◆ PROBLEM STATEMENT:
Determine how many lines of the entries contain "this". Reply with that number alone.

━━ EXCERPTED DATA

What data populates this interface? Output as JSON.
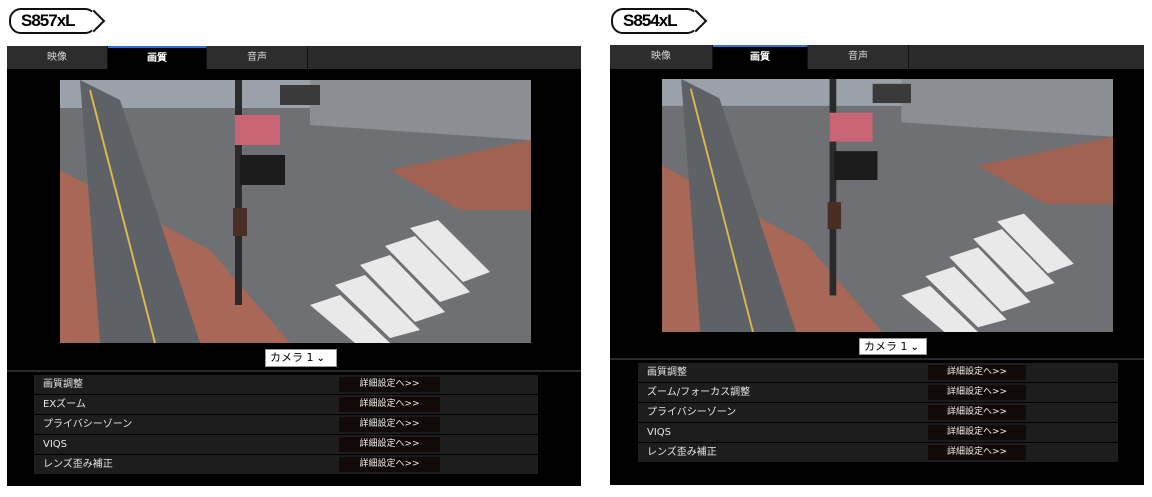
{
  "badges": {
    "left": "S857xL",
    "right": "S854xL"
  },
  "left": {
    "tabs": [
      {
        "label": "映像",
        "active": false
      },
      {
        "label": "画質",
        "active": true
      },
      {
        "label": "音声",
        "active": false
      }
    ],
    "camera_select": "カメラ 1",
    "settings_rows": [
      {
        "label": "画質調整",
        "button": "詳細設定へ>>"
      },
      {
        "label": "EXズーム",
        "button": "詳細設定へ>>"
      },
      {
        "label": "プライバシーゾーン",
        "button": "詳細設定へ>>"
      },
      {
        "label": "VIQS",
        "button": "詳細設定へ>>"
      },
      {
        "label": "レンズ歪み補正",
        "button": "詳細設定へ>>"
      }
    ]
  },
  "right": {
    "tabs": [
      {
        "label": "映像",
        "active": false
      },
      {
        "label": "画質",
        "active": true
      },
      {
        "label": "音声",
        "active": false
      }
    ],
    "camera_select": "カメラ 1",
    "settings_rows": [
      {
        "label": "画質調整",
        "button": "詳細設定へ>>"
      },
      {
        "label": "ズーム/フォーカス調整",
        "button": "詳細設定へ>>"
      },
      {
        "label": "プライバシーゾーン",
        "button": "詳細設定へ>>"
      },
      {
        "label": "VIQS",
        "button": "詳細設定へ>>"
      },
      {
        "label": "レンズ歪み補正",
        "button": "詳細設定へ>>"
      }
    ]
  },
  "colors": {
    "active_tab_accent": "#2f6fd6",
    "panel_bg": "#000000",
    "row_bg": "#1d1d1d"
  }
}
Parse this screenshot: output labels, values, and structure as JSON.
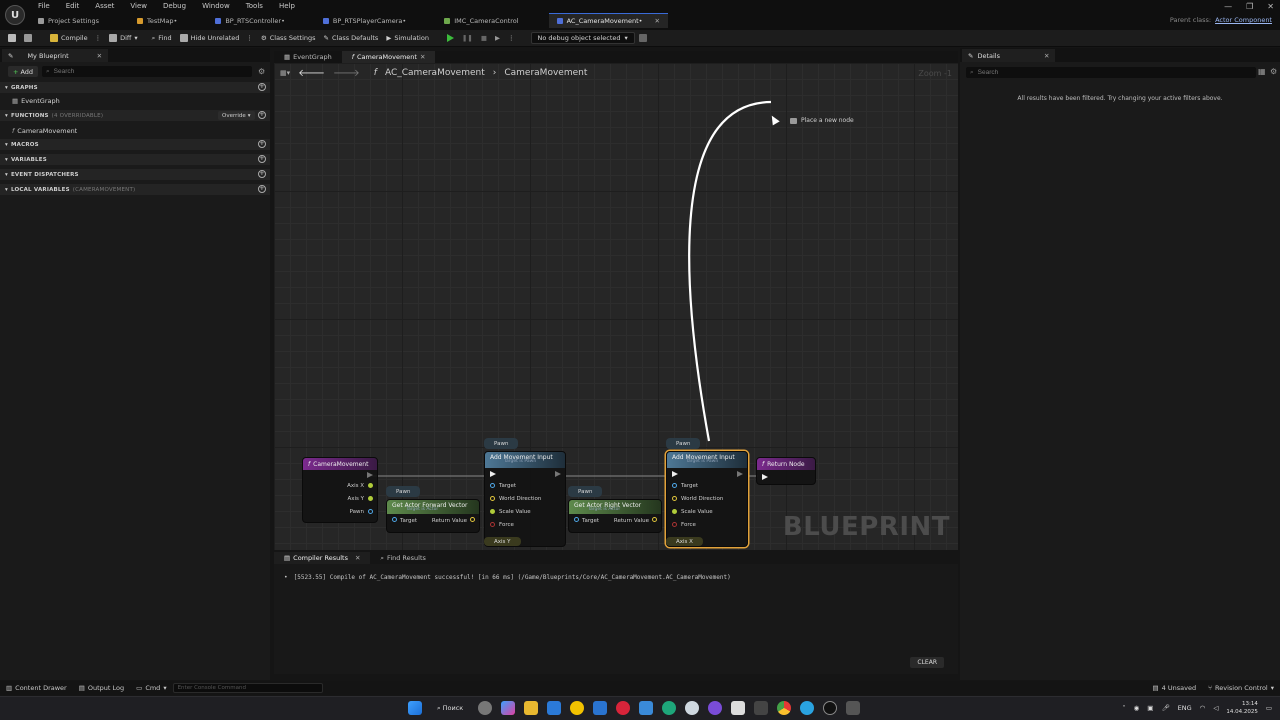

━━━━

◆ COMPLETED TASK:
2